**Entries from a dataset of interfaces:**
============

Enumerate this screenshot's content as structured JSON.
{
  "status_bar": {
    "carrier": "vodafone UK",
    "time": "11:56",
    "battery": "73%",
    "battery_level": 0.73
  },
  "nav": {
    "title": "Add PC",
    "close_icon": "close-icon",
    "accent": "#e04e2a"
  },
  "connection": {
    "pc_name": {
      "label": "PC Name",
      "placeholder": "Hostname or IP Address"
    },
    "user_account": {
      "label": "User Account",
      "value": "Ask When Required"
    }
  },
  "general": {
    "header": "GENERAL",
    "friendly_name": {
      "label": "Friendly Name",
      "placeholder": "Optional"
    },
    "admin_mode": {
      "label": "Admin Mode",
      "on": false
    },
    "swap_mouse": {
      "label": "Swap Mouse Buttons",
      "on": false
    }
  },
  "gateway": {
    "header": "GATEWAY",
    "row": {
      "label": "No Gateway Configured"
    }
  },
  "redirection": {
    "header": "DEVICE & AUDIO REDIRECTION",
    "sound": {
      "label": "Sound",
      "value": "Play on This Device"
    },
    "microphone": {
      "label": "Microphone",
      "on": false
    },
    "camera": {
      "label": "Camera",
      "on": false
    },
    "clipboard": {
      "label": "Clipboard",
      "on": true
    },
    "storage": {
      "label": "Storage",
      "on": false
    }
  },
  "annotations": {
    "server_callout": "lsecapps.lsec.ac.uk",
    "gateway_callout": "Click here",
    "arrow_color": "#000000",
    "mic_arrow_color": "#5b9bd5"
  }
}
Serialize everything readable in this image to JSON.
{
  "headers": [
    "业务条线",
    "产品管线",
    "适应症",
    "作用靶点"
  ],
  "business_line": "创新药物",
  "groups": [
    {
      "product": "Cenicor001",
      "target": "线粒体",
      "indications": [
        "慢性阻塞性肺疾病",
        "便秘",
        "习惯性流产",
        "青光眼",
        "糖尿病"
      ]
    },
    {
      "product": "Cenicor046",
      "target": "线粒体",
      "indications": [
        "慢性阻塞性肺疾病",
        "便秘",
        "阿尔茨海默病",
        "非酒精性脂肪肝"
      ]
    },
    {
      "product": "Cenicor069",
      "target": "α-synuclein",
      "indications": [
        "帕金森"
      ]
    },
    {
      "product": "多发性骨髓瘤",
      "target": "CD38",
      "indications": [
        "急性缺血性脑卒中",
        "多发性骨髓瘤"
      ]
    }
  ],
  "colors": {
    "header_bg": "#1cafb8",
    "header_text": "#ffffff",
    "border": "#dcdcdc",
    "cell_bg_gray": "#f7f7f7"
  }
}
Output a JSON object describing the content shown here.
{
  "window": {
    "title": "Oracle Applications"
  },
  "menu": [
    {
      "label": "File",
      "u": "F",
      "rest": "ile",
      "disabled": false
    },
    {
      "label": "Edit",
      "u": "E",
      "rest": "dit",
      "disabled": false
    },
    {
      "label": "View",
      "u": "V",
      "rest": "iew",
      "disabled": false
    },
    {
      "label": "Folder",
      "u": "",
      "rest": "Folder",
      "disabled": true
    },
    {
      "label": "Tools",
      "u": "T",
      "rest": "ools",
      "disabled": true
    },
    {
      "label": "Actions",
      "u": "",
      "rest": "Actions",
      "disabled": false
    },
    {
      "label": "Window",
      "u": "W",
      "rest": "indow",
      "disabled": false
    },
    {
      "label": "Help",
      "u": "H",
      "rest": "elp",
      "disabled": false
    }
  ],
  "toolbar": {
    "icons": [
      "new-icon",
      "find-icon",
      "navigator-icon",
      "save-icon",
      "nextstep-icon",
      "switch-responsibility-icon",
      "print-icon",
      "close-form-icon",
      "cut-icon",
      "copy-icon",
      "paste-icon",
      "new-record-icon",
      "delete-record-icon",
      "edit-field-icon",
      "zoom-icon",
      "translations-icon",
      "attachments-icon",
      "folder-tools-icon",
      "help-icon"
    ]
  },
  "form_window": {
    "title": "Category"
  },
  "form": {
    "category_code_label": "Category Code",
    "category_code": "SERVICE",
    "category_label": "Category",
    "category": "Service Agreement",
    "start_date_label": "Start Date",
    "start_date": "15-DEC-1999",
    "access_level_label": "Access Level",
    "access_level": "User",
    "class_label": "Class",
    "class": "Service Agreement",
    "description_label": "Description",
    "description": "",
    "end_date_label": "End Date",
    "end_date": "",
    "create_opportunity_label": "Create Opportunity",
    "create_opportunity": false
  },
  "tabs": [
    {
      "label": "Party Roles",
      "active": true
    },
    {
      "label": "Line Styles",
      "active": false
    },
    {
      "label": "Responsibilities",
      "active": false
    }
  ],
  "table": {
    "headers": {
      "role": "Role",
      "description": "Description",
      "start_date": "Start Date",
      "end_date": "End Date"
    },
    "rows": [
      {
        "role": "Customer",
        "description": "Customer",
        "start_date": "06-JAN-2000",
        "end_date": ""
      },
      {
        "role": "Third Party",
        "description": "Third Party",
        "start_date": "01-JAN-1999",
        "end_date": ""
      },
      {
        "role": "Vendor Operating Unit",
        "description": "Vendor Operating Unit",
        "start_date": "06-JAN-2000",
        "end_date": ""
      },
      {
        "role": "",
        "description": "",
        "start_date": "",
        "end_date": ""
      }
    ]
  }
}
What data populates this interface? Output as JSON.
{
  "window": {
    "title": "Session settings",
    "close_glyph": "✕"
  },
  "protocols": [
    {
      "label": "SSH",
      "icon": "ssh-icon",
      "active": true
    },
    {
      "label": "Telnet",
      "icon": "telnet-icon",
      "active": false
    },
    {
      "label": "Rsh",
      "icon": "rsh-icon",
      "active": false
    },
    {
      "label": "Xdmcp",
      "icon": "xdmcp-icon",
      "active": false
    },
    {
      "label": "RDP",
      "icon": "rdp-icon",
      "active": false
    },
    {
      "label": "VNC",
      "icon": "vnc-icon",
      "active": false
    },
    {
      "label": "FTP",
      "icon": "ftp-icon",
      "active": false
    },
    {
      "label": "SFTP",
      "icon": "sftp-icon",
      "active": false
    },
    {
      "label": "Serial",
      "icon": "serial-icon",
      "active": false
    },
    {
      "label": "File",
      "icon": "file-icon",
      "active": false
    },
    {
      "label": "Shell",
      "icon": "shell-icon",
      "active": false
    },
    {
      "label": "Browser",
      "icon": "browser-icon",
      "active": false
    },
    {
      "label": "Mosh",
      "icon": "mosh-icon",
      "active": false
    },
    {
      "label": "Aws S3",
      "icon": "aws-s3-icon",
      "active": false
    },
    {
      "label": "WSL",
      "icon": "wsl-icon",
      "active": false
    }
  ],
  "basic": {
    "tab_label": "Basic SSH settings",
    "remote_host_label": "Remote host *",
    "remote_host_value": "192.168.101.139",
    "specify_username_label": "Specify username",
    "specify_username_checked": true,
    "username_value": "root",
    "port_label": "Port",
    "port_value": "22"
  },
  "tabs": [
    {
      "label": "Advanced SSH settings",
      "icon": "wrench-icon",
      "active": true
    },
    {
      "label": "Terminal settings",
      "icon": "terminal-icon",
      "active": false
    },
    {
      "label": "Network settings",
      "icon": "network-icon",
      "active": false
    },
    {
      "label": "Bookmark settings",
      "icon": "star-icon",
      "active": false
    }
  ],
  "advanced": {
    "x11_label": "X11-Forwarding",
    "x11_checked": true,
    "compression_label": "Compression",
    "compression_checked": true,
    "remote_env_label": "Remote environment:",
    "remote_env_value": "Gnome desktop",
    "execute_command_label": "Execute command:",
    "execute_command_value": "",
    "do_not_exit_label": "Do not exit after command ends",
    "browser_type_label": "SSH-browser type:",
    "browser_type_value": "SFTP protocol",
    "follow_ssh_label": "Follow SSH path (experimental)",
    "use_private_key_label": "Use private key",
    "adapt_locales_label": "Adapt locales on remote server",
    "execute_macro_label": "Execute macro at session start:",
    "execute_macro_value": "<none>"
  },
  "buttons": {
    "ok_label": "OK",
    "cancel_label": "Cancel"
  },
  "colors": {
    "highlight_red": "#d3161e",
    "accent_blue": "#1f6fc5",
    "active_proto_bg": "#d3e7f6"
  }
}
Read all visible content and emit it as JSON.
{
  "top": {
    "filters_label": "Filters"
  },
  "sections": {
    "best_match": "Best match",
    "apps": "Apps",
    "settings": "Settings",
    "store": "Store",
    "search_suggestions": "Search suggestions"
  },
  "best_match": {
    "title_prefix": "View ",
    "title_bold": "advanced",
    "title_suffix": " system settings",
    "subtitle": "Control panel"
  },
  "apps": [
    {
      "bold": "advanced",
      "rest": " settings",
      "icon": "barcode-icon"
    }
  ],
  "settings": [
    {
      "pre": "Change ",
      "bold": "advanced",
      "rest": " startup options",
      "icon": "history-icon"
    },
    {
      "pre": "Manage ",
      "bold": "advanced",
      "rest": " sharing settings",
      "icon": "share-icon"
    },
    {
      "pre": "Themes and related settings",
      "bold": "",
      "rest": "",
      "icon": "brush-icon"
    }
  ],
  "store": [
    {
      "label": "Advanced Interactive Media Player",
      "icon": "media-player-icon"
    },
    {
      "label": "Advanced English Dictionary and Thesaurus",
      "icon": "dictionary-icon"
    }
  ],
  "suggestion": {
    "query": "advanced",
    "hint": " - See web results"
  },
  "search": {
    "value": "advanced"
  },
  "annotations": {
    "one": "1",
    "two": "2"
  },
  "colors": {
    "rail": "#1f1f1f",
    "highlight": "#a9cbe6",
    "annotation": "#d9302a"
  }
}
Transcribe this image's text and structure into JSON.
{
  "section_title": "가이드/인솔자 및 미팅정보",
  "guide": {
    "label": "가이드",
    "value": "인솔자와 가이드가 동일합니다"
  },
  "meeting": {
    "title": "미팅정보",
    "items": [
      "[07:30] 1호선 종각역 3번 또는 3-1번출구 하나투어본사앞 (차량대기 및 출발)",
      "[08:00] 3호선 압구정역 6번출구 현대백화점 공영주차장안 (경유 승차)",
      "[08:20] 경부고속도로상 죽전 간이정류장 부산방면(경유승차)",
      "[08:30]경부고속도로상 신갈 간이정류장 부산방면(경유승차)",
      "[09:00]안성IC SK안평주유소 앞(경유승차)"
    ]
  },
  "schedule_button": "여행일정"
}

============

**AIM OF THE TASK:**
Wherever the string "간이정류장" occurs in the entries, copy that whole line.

**OUTPUT FOR THIS EXERCISE:**
      "[08:20] 경부고속도로상 죽전 간이정류장 부산방면(경유승차)",
      "[08:30]경부고속도로상 신갈 간이정류장 부산방면(경유승차)",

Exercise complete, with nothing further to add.